Reid, a third-year STU student, immediately felt concerned due to the uncertainty of going back to campus. Going back in-person would mean she would have to leave her family’s home and move back into her double room in Harrington Hall.
“I think the back and forth is tough, keeping track of and worrying because we’re already a month into school and we’re starting to get used to online classes again,” she said.
Reid messaged a Facebook group chat asking if other students saw the email and also felt concerned to go back in-person. Another student in the group sent her a petition advocating against the return of in-person classes, which Reid chose to sign.
“I personally signed the petition because I am tired of the uncertainty,” said Reid.
The petition was created by a second-year mature student, Holly Huizinga. She was not surprised when she received STU’s email on Jan. 27, announcing the return to in-person classes. At the time of publication, the petition had around 215 signatures.
Before the fall semester, Huizinga applied for the online learning accommodation because she realized she did better in her classes when she was able to do the work at her own pace online, but it took until last week to be approved for this accommodation.
“It was a really long, drawn-out process that both my mental health and grades suffered from,” she said.
When Huizinga applied for the online learning accommodation, she was denied since she didn’t fit the criteria.

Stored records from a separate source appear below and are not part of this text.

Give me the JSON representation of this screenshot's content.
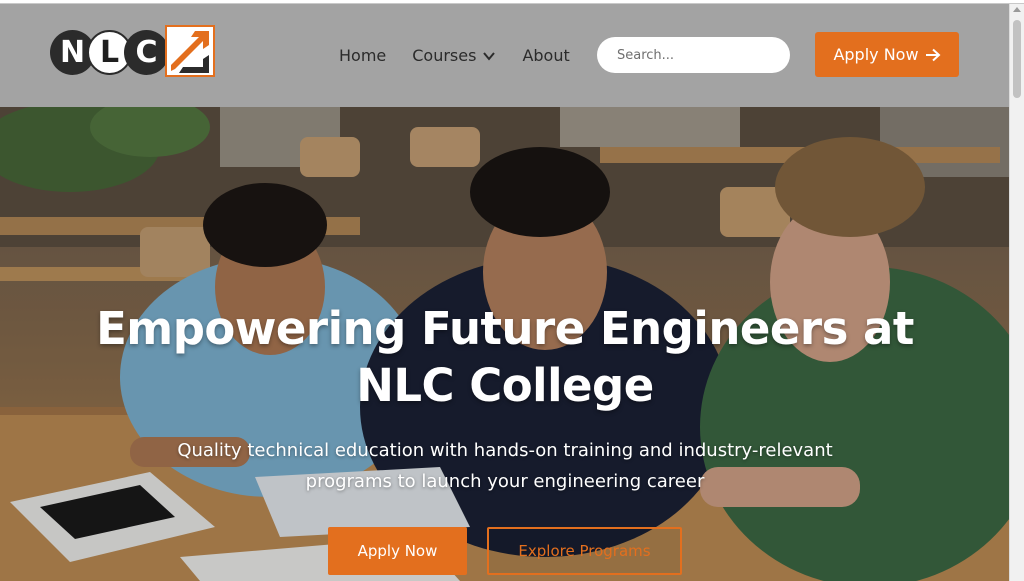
{
  "header": {
    "logo": {
      "letters": [
        "N",
        "L",
        "C"
      ],
      "mark_icon": "arrow-up-right-icon"
    },
    "nav": [
      {
        "label": "Home"
      },
      {
        "label": "Courses",
        "icon": "chevron-down-icon"
      },
      {
        "label": "About"
      }
    ],
    "search": {
      "placeholder": "Search...",
      "value": "",
      "icon": "search-icon"
    },
    "apply_button": {
      "label": "Apply Now",
      "icon": "arrow-right-icon"
    }
  },
  "hero": {
    "title_line1": "Empowering Future Engineers at",
    "title_line2": "NLC College",
    "subtitle_line1": "Quality technical education with hands-on training and industry-relevant",
    "subtitle_line2": "programs to launch your engineering career",
    "primary_button": "Apply Now",
    "secondary_button": "Explore Programs"
  },
  "colors": {
    "accent": "#e36f1e",
    "header_bg": "#a3a3a3",
    "text_dark": "#2b2b2b",
    "white": "#ffffff"
  }
}
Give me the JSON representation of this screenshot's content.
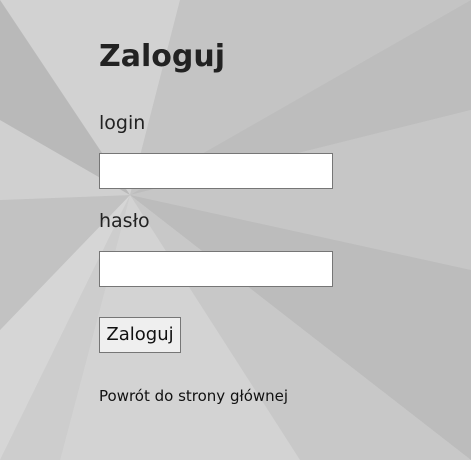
{
  "login_form": {
    "title": "Zaloguj",
    "login_label": "login",
    "login_value": "",
    "password_label": "hasło",
    "password_value": "",
    "submit_label": "Zaloguj"
  },
  "footer": {
    "back_link": "Powrót do strony głównej"
  },
  "colors": {
    "background": "#c8c8c8",
    "text": "#222222",
    "field_border": "#767676"
  }
}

After this, she tried explaining to the university she has other accommodations through the accommodations office because she’s a mature student with disabilities.
Since her application did not get approved during the fall semester, she had three courses, with only one taught online.
Last year, she did well when classes were virtual – she received a high GPA and enjoyed doing the work from home, but since her fall semester was in-person, she ended up failing one class.
This semester, she’s taking two courses. One of her professors decided the course would be online permanently. Her second professor told her if she couldn’t do the class in-person when students went back then she should find a different course.
Last week after she got the online learning approval, she emailed this professor to inform them but has not received a response yet.
“Students shouldn’t need to have to decide to risk their health, both mental and physical, their money and their education so we can rush back into in-person learning,” she said.
Jeffrey Carleton, vice president of communications at STU, said the university was in contact with the STU Students’ Union about concerns it received from students. He said it’s not a surprise students are experiencing uncertainty around the return to in-person classes.
Carleton said STU noticed when the petition was launched.
“I think students would be surprised to learn that we’re having weekly meetings with the department of post-secondary education, training and labour and with public health,” he said. “At those calls, they update us on the mandatory order and changes coming and things [they’re] considering and issues they’re hearing.”
STU also has one-on-one meetings with public health. Carleton said these meetings are important because universities are subject to the mandatory order in the province, which determines Level 1, 2 or 3 and STU has requirements it is supposed to follow.
He said the university rolled out its announcement on Thursday as soon as it could to give students as much certainty and understanding of the situation as possible.
Carleton said the university will be reaching out to students next week to clarify some of these issues of uncertainty and communicate public health information to students.
All on-campus regulations are coming directly from public health and the campus community currently has a 99 per cent vaccination rate, he said.
For students looking to apply for the online learning accommodation, Carleton said students must have medical documentation related to COVID-19 to give them remote access to in-person classes.
“This is one of those circumstances where not everybody’s going to be happy or fully satisfied. We do pay attention when students email us and we do pay attention when students do petitions,” said Carleton.
Huizinga said the university has the technology and experience to do both in-person and online classes.
“I know that St. Thomas prides itself on its in-person experience [but] that’s just not our priorities as students in the current climate,” said Huizinga.